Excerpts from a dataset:

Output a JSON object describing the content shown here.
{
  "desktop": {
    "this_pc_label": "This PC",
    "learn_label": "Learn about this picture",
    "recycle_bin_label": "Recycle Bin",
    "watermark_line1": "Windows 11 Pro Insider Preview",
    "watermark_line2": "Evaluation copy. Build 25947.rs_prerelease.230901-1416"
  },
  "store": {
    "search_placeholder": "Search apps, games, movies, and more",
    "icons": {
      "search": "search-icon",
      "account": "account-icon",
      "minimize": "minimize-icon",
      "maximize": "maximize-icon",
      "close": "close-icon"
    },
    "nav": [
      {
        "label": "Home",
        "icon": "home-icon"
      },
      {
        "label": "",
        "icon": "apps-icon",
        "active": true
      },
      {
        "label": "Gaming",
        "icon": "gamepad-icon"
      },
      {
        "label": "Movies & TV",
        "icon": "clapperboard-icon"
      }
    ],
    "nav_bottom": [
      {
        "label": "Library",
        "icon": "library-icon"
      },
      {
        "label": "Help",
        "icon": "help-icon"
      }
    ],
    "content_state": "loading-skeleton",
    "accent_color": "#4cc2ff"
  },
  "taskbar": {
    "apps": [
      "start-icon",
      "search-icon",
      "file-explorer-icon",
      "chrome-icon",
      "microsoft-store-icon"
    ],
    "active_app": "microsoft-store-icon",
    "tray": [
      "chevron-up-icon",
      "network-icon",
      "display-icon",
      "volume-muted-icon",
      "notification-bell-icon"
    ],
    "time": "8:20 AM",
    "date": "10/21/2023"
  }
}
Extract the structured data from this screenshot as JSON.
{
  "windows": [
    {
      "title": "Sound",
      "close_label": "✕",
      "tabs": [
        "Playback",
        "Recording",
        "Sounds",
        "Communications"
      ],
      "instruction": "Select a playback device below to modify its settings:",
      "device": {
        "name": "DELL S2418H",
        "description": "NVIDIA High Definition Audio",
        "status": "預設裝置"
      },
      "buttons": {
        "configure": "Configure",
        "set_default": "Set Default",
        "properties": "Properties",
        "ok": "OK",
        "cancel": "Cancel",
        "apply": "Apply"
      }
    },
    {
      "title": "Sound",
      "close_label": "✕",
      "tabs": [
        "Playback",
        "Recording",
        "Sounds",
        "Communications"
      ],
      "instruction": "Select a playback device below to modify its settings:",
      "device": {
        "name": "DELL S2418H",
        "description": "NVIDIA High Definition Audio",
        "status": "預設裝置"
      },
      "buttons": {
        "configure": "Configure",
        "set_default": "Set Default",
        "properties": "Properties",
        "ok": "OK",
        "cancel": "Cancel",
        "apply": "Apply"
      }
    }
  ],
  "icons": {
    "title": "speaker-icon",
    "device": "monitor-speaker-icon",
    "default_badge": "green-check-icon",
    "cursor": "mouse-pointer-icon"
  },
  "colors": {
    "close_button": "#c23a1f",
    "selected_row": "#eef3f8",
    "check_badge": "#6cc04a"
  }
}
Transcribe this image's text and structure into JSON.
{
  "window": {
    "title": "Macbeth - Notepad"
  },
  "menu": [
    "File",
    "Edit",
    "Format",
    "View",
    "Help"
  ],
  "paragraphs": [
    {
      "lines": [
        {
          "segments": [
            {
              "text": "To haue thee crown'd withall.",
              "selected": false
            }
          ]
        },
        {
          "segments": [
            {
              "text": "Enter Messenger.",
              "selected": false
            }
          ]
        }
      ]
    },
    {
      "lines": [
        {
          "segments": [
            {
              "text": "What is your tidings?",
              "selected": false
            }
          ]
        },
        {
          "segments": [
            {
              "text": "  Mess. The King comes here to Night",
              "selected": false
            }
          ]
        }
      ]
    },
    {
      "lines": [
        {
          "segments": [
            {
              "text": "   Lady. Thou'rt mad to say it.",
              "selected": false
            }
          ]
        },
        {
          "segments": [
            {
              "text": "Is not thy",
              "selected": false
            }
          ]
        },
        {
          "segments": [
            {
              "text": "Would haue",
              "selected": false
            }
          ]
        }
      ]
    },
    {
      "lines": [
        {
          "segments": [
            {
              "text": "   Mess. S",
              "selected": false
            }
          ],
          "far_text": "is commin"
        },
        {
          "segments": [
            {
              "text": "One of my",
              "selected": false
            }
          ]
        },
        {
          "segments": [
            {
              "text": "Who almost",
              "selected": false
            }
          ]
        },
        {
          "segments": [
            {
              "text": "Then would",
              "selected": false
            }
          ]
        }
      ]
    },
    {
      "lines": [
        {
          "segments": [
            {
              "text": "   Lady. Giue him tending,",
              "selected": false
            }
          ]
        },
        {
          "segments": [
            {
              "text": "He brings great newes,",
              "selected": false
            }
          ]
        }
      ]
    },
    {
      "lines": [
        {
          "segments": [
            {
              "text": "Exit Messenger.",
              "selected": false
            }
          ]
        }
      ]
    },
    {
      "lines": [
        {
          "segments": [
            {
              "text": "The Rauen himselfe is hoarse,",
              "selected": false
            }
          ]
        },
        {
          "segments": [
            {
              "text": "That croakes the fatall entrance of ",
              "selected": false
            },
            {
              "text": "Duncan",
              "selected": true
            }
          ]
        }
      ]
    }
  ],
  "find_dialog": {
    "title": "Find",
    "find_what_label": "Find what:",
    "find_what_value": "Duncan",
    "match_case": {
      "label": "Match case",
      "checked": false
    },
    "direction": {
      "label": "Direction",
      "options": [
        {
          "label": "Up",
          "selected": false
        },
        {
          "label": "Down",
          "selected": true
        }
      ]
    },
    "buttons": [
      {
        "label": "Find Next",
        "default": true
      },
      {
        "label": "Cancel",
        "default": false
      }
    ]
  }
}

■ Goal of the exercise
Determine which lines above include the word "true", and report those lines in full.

■ Answer area
        "active": true
              "selected": true
          "selected": true
        "default": true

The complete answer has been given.